▶ What you need to do
The required answer is each line in the entries below where "purple" occurs.
(Materials provided)
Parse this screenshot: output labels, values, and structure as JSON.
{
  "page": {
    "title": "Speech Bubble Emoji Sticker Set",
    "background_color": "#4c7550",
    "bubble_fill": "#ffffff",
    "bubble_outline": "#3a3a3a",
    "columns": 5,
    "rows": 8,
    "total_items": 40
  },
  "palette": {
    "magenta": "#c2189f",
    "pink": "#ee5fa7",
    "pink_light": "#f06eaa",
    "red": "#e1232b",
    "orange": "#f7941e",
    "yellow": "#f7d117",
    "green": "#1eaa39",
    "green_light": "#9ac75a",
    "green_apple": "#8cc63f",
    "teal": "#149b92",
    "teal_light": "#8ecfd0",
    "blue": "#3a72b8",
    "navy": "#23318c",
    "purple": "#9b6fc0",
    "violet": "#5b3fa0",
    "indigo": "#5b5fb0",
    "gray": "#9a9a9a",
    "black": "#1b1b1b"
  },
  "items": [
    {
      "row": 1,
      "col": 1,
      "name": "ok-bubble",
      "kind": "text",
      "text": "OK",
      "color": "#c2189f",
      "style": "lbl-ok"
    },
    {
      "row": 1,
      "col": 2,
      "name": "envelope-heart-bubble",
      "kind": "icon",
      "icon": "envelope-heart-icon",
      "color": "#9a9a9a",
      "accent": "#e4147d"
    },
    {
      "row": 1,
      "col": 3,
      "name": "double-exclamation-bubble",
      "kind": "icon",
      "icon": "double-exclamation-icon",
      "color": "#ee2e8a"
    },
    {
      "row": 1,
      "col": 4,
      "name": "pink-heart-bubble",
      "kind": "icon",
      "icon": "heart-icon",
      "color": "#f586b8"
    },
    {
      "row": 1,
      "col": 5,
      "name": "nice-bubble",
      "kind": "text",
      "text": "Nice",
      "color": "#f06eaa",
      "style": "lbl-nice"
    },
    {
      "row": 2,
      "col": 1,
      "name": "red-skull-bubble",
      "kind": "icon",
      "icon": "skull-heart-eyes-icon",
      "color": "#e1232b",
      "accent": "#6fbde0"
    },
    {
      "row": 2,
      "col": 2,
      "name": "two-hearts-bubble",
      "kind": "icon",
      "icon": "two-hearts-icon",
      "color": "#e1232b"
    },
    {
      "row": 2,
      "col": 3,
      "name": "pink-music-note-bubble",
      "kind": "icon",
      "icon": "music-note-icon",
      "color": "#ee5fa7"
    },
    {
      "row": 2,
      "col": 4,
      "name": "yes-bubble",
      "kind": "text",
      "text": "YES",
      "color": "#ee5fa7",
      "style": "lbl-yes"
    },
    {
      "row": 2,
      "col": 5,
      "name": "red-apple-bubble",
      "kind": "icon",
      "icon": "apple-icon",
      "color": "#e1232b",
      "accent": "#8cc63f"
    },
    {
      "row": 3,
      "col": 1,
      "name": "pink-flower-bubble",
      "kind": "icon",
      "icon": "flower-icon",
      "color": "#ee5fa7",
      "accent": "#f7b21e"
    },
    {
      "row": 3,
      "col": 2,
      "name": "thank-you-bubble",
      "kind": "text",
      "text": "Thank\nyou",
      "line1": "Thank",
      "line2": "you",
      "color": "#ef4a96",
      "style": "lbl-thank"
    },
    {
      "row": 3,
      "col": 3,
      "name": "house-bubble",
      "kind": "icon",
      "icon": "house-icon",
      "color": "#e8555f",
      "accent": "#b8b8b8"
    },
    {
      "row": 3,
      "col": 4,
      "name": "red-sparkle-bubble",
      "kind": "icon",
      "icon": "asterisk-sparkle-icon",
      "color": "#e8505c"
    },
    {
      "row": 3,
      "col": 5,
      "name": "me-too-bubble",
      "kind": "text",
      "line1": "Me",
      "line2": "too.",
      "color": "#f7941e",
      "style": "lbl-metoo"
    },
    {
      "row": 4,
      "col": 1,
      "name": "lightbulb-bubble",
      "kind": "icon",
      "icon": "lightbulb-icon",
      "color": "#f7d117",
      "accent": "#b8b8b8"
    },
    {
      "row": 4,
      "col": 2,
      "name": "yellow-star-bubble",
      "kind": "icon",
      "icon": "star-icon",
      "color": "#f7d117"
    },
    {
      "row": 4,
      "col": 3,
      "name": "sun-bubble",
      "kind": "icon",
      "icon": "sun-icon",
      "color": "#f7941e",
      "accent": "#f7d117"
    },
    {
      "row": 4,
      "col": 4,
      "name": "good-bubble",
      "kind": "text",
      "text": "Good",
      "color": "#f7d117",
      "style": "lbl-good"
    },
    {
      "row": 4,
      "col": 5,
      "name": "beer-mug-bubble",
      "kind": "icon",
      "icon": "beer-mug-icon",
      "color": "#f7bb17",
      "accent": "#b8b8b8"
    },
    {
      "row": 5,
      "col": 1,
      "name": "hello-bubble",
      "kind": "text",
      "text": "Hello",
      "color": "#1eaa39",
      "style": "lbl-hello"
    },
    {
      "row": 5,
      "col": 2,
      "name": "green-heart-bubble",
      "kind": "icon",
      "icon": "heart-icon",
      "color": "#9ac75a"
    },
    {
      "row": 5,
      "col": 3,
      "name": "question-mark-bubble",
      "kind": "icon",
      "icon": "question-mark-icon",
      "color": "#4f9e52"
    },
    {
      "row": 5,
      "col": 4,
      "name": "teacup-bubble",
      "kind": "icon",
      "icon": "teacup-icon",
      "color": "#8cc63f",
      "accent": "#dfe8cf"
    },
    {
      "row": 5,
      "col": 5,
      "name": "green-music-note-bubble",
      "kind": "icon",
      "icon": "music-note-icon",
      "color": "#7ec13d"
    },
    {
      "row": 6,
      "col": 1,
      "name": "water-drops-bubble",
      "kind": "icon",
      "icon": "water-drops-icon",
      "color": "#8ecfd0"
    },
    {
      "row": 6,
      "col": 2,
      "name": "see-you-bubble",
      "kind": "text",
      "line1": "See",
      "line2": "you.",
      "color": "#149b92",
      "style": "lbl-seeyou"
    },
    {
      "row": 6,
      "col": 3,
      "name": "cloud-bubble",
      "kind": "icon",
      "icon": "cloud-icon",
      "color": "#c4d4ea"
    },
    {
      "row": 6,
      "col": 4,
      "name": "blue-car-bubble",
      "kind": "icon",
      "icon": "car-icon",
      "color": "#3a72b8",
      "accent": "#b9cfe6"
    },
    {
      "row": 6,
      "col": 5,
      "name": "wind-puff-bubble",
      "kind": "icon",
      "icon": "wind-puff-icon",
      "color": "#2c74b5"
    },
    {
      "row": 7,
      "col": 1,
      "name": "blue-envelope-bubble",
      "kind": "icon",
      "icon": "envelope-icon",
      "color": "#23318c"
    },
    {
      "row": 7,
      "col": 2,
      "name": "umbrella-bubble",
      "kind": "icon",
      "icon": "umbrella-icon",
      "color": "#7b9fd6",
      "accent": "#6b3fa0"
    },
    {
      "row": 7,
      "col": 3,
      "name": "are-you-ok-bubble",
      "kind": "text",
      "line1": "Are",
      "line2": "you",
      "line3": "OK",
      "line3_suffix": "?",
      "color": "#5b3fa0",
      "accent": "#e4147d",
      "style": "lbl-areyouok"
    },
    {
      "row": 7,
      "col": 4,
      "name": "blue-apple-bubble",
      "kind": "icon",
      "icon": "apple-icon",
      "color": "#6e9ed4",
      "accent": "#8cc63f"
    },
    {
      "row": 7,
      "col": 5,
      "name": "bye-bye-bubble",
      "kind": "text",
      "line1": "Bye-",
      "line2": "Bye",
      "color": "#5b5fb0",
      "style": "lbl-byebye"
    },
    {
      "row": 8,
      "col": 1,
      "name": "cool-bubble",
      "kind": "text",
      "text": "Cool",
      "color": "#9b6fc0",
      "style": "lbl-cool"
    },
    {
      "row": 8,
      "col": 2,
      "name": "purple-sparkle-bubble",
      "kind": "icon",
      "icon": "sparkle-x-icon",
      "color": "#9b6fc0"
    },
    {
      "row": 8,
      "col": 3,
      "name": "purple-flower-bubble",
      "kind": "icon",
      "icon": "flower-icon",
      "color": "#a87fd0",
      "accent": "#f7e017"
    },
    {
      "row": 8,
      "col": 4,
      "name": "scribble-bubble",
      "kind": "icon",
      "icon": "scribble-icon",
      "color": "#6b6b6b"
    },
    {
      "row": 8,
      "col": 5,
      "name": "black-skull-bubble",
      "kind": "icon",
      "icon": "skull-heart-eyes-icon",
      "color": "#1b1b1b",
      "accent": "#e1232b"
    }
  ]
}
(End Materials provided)
▶ Written solution
    "purple": "#9b6fc0",
      "name": "purple-sparkle-bubble",
      "name": "purple-flower-bubble",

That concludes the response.